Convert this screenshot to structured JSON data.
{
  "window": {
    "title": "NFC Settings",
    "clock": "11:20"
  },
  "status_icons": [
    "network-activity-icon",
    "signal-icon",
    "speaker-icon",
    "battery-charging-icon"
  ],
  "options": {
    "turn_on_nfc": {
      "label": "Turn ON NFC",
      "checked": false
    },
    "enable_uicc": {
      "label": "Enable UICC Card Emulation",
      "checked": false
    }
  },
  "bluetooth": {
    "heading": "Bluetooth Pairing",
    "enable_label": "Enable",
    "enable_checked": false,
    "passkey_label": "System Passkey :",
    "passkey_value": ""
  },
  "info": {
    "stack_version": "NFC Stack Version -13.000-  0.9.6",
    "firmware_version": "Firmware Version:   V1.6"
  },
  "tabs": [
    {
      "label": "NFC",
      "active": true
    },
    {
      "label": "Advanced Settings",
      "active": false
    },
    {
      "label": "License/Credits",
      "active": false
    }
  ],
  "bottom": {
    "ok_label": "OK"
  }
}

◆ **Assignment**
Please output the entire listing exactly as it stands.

◆ **Answer space**
Convert this screenshot to structured JSON data.
{
  "window": {
    "title": "NFC Settings",
    "clock": "11:20"
  },
  "status_icons": [
    "network-activity-icon",
    "signal-icon",
    "speaker-icon",
    "battery-charging-icon"
  ],
  "options": {
    "turn_on_nfc": {
      "label": "Turn ON NFC",
      "checked": false
    },
    "enable_uicc": {
      "label": "Enable UICC Card Emulation",
      "checked": false
    }
  },
  "bluetooth": {
    "heading": "Bluetooth Pairing",
    "enable_label": "Enable",
    "enable_checked": false,
    "passkey_label": "System Passkey :",
    "passkey_value": ""
  },
  "info": {
    "stack_version": "NFC Stack Version -13.000-  0.9.6",
    "firmware_version": "Firmware Version:   V1.6"
  },
  "tabs": [
    {
      "label": "NFC",
      "active": true
    },
    {
      "label": "Advanced Settings",
      "active": false
    },
    {
      "label": "License/Credits",
      "active": false
    }
  ],
  "bottom": {
    "ok_label": "OK"
  }
}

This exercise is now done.